## Provided material
=== Begin Enclosure ===

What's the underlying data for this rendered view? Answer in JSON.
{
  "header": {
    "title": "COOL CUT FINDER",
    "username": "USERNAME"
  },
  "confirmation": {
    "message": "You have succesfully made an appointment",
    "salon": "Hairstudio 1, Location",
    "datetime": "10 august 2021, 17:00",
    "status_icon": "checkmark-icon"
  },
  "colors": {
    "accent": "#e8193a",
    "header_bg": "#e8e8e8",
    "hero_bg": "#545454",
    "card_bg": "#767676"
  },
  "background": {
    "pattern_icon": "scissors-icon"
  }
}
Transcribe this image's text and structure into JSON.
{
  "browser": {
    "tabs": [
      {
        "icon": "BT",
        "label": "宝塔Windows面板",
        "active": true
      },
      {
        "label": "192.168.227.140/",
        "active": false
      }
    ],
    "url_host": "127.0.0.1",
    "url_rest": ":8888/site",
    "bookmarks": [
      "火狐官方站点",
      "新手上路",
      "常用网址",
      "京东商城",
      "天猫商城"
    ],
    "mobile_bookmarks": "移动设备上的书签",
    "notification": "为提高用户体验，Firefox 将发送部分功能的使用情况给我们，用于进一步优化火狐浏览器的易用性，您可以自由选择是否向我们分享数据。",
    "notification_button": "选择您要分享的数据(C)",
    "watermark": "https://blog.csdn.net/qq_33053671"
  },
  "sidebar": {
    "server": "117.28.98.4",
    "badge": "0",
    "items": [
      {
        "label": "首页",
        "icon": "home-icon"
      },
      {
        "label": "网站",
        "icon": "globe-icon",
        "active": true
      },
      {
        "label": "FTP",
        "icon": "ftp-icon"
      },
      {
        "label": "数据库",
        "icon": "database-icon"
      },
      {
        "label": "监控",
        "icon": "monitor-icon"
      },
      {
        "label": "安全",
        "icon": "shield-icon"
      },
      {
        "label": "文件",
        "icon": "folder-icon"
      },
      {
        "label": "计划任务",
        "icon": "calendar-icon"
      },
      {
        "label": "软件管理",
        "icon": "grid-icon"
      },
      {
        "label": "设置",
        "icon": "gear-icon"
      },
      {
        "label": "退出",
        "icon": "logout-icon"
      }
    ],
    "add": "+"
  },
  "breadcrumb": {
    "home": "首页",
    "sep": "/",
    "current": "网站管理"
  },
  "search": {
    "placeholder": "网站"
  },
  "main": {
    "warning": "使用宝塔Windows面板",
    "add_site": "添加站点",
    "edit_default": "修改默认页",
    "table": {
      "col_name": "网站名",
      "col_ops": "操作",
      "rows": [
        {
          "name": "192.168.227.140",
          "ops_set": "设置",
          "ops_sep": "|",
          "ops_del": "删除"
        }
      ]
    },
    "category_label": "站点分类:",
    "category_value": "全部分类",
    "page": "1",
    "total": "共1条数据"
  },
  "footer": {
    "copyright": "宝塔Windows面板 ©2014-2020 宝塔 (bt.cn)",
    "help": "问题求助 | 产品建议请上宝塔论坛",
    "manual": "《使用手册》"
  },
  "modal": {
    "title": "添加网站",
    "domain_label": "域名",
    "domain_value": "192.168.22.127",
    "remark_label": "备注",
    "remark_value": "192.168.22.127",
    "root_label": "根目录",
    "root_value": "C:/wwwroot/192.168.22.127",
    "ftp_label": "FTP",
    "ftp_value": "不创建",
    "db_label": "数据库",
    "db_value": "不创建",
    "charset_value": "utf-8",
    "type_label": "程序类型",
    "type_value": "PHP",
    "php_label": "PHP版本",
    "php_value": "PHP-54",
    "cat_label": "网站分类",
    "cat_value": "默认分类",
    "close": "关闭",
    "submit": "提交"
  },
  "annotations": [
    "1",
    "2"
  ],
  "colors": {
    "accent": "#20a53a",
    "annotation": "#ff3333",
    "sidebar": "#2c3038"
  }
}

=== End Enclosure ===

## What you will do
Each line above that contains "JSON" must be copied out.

## Reply to the task
What's the underlying data for this rendered view? Answer in JSON.
Transcribe this image's text and structure into JSON.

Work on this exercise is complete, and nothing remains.